Monday, May 30, 2011

The costs of workplace stress

Recent statistics indicate that between 70-80 percent of all health related problems are either precipitated or aggravated by stress and it is estimated that 75-90% of all healthcare visits still result from stress related health problems. Conservatively stress costs the economy billions of dollars per year. Up to 75% of sick days are stress related and the American Institute of Stress report that stress was a major factor in up to 80 percent of all work related injuries and 40 percent of workplace turnovers
Other problems associated with workplace stress include sleep problems, digestive disorders, headaches, anxiety, depression, anger and hostility, alcoholism and drug abuse, heart and cardiovascular disease have reached epidemic proportions in affluent society.

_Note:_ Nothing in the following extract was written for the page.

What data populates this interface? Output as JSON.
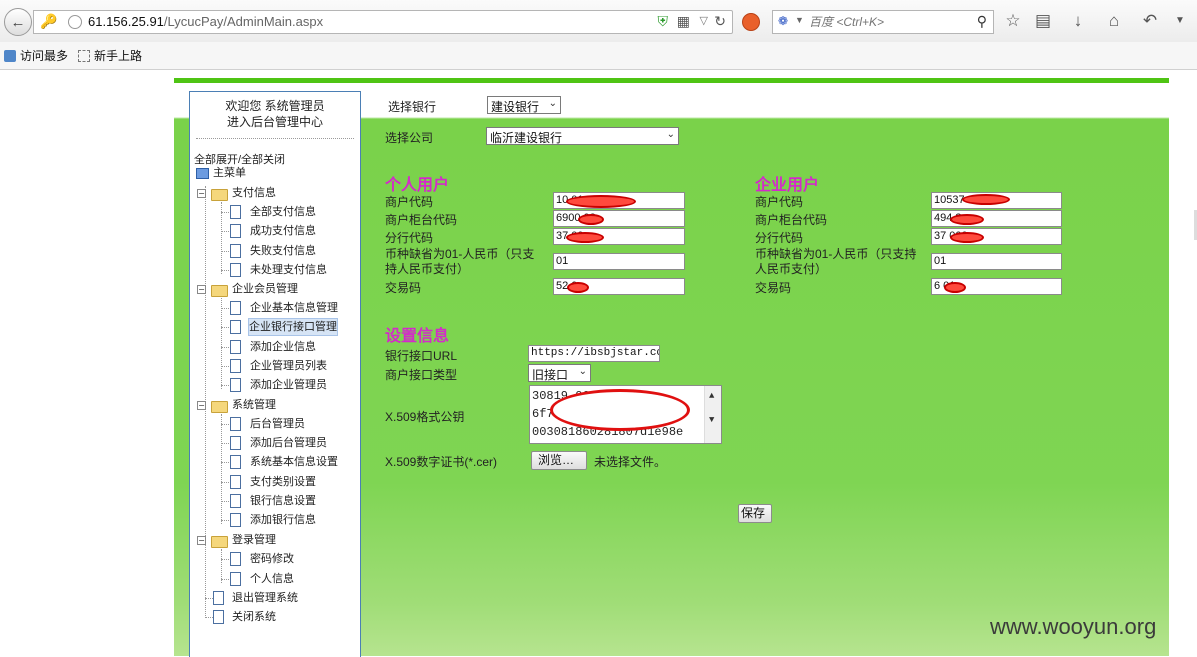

In the workplace other consequences of stress include
•lost productivity
•increased absenteeism
•increased presenteeism
•decreased concentration, mental focus
•working at 50% of capacity or less
•shorter work life
•less fun and motivation

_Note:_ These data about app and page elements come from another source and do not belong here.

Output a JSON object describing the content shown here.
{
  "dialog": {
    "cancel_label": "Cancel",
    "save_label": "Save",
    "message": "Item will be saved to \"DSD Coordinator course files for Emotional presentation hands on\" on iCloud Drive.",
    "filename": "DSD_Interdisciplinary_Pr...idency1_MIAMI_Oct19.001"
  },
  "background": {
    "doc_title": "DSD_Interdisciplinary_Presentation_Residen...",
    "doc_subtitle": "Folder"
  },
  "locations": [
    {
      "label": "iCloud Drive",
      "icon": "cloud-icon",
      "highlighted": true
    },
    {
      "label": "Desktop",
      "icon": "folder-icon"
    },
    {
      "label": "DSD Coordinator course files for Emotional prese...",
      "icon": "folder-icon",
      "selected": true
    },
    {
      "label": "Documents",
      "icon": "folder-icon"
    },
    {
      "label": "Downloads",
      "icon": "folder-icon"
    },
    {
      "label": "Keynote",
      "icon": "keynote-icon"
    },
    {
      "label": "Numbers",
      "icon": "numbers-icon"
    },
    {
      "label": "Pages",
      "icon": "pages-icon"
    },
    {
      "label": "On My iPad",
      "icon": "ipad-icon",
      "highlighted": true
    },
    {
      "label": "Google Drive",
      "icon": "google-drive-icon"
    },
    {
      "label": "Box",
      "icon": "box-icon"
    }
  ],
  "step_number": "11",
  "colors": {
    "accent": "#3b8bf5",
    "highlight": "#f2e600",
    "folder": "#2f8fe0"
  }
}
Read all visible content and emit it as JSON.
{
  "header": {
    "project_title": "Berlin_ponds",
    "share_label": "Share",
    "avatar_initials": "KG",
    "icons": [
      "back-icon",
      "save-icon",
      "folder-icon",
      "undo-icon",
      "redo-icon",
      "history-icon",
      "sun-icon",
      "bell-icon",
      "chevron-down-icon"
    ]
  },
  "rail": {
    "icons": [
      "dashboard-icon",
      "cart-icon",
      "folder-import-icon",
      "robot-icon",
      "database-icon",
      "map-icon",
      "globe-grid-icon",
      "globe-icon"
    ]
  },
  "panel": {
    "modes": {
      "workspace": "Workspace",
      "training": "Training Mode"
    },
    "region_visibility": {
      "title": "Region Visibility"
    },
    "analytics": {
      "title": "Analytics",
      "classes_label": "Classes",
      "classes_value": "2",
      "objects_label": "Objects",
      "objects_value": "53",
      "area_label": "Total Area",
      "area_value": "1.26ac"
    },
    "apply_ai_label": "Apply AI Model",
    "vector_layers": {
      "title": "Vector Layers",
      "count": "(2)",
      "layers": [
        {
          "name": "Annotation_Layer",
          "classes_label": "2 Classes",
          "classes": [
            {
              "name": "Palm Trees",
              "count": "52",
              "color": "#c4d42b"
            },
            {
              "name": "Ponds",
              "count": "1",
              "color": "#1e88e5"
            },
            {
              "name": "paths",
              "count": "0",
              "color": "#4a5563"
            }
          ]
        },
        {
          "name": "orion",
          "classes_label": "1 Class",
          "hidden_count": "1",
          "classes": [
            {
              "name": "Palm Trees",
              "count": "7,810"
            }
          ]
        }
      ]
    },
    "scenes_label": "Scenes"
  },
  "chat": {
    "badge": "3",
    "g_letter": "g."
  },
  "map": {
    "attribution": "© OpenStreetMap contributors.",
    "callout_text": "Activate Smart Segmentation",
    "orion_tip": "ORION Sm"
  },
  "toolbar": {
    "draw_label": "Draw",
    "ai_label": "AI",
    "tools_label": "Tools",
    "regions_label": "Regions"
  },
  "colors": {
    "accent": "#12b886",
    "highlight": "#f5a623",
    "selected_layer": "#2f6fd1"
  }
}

While some of the health effects of stress include
•Peptic ulcers
•Irritable bowel syndrome
•Coronary heart disease

One study found that those who expressed a high amount of despair had a 20% greater chance of developing atherosclerosis over a 4-year period. They suggested this was the same magnitude of increased risk as seen in a pack-a-day smoker. While another study showed that a sense of hopelessness can affect the arteries in the process of plaque build up.

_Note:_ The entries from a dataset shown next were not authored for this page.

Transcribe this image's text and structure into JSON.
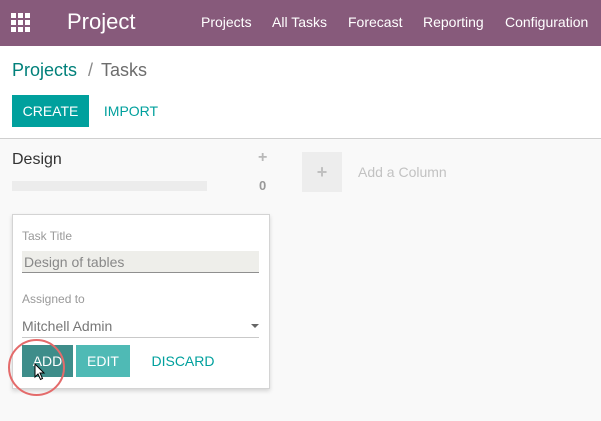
{
  "app": {
    "title": "Project",
    "menu": [
      "Projects",
      "All Tasks",
      "Forecast",
      "Reporting",
      "Configuration"
    ]
  },
  "breadcrumb": {
    "parent": "Projects",
    "separator": "/",
    "current": "Tasks"
  },
  "toolbar": {
    "create_label": "CREATE",
    "import_label": "IMPORT"
  },
  "column": {
    "title": "Design",
    "count": "0",
    "progress": 0,
    "add_icon": "plus-icon"
  },
  "add_column": {
    "label": "Add a Column",
    "icon": "plus-icon"
  },
  "quick_create": {
    "task_title_label": "Task Title",
    "task_title_value": "Design of tables",
    "assigned_label": "Assigned to",
    "assigned_value": "Mitchell Admin",
    "add_label": "ADD",
    "edit_label": "EDIT",
    "discard_label": "DISCARD"
  },
  "colors": {
    "brand": "#875a7b",
    "primary": "#00a09d",
    "link": "#00807a",
    "highlight_ring": "#e46b6b"
  }
}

As well as the effects on the immune system and an increased risk of
•Viral infections

Current research reveals that psychological stress is responsible for immune suppression on a range of fronts, including T-Cell response, antibody production and breaking down the natural killer cell which fight off viruses and cancer.

Unfortunately a lot of stress goes unrecognised and we rarely take action yet a few simple strategies like the meditation I have written about above can have such a profound effect on your stress. So if you have a bit of stress in your life do the little mediation exercise I have suggested.


  1. Does sick building syndrome make workplace stress worse or are the two unrelated?

  2. Darryl I'm not an expert but i'd imagine with some SBS would contribute.

    One comment I strongly agree that there is a link between physical and mental health and workplace stress. In my case, I cannot work full time and that will affect my super and career being over 45 won't help either. But in my case I was bullied and blamed. Part of the reason is the just get over it dog eat dog attitudes - well they bite back.

  3. Absenteeism, lost productivity, tardiness, accidents and injuries can also be caused by alcohol and drug abuse. To avoid all these problems, every organization should use a dot drug testing program in the workplace. This program can create a drug-free workplace for all employees.

  4. Another way to look at it is that workplace wellness programs should also include the time outside work. Everything you do at home and in other places and times can impact on work performance. For example stress at home and poor sleep may contribute to accidents in the workforce.
    When I work with an organisation I try to get them to look at the big picture and take into account the non working hours as well in a WWP.